THE PROBLEM: The whole listing needs retyping exactly; keep the pictures out of it.

EXCERPTED RECORDS:
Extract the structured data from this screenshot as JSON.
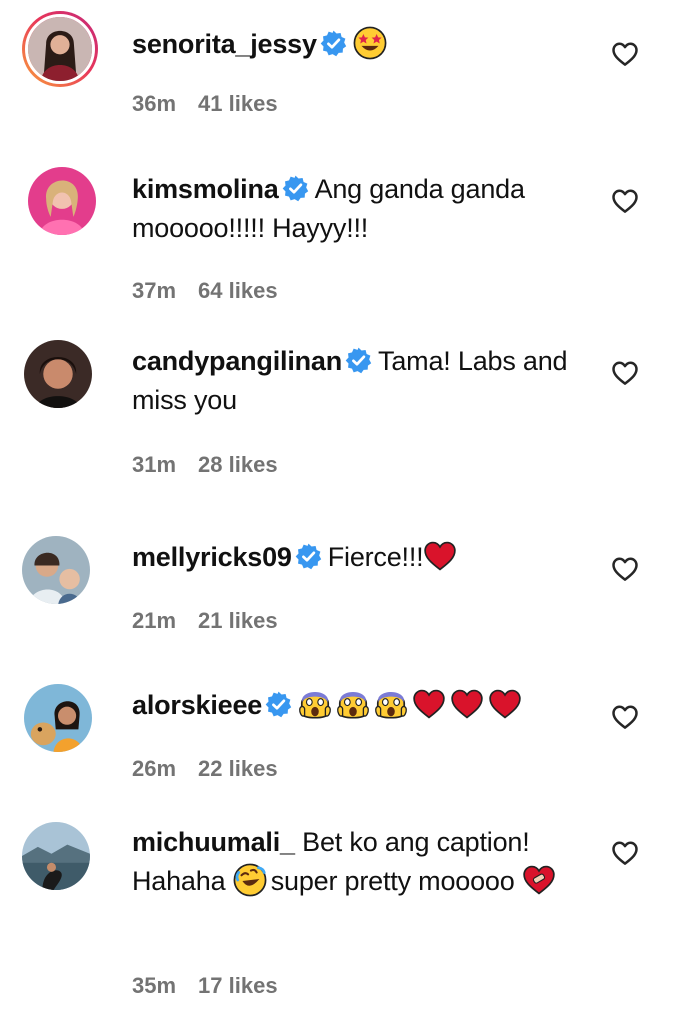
{
  "comments": [
    {
      "username": "senorita_jessy",
      "text": "",
      "time": "36m",
      "likes": "41 likes",
      "emojis": [
        "star-struck-emoji"
      ],
      "avatar": "avatar-woman-red-dress"
    },
    {
      "username": "kimsmolina",
      "text": "Ang ganda ganda mooooo!!!!! Hayyy!!!",
      "time": "37m",
      "likes": "64 likes",
      "avatar": "avatar-woman-pink"
    },
    {
      "username": "candypangilinan",
      "text": "Tama! Labs and miss you",
      "time": "31m",
      "likes": "28 likes",
      "avatar": "avatar-woman-dark"
    },
    {
      "username": "mellyricks09",
      "text": "Fierce!!!",
      "time": "21m",
      "likes": "21 likes",
      "emojis": [
        "red-heart-emoji"
      ],
      "avatar": "avatar-family"
    },
    {
      "username": "alorskieee",
      "text": "",
      "time": "26m",
      "likes": "22 likes",
      "emojis": [
        "screaming-face-emoji",
        "screaming-face-emoji",
        "screaming-face-emoji",
        "red-heart-emoji",
        "red-heart-emoji",
        "red-heart-emoji"
      ],
      "avatar": "avatar-woman-dog"
    },
    {
      "username": "michuumali_",
      "text_part1": "Bet ko ang caption! Hahaha",
      "text_part2": "super pretty mooooo",
      "time": "35m",
      "likes": "17 likes",
      "emojis": [
        "rolling-laughing-emoji",
        "mending-heart-emoji"
      ],
      "avatar": "avatar-lake"
    }
  ],
  "colors": {
    "verified": "#3897f0",
    "meta": "#737373",
    "heart": "#e0245e"
  }
}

RESULT OF THIS TASK:
Extract the structured data from this screenshot as JSON.
{
  "comments": [
    {
      "username": "senorita_jessy",
      "text": "",
      "time": "36m",
      "likes": "41 likes",
      "emojis": [
        "star-struck-emoji"
      ],
      "avatar": "avatar-woman-red-dress"
    },
    {
      "username": "kimsmolina",
      "text": "Ang ganda ganda mooooo!!!!! Hayyy!!!",
      "time": "37m",
      "likes": "64 likes",
      "avatar": "avatar-woman-pink"
    },
    {
      "username": "candypangilinan",
      "text": "Tama! Labs and miss you",
      "time": "31m",
      "likes": "28 likes",
      "avatar": "avatar-woman-dark"
    },
    {
      "username": "mellyricks09",
      "text": "Fierce!!!",
      "time": "21m",
      "likes": "21 likes",
      "emojis": [
        "red-heart-emoji"
      ],
      "avatar": "avatar-family"
    },
    {
      "username": "alorskieee",
      "text": "",
      "time": "26m",
      "likes": "22 likes",
      "emojis": [
        "screaming-face-emoji",
        "screaming-face-emoji",
        "screaming-face-emoji",
        "red-heart-emoji",
        "red-heart-emoji",
        "red-heart-emoji"
      ],
      "avatar": "avatar-woman-dog"
    },
    {
      "username": "michuumali_",
      "text_part1": "Bet ko ang caption! Hahaha",
      "text_part2": "super pretty mooooo",
      "time": "35m",
      "likes": "17 likes",
      "emojis": [
        "rolling-laughing-emoji",
        "mending-heart-emoji"
      ],
      "avatar": "avatar-lake"
    }
  ],
  "colors": {
    "verified": "#3897f0",
    "meta": "#737373",
    "heart": "#e0245e"
  }
}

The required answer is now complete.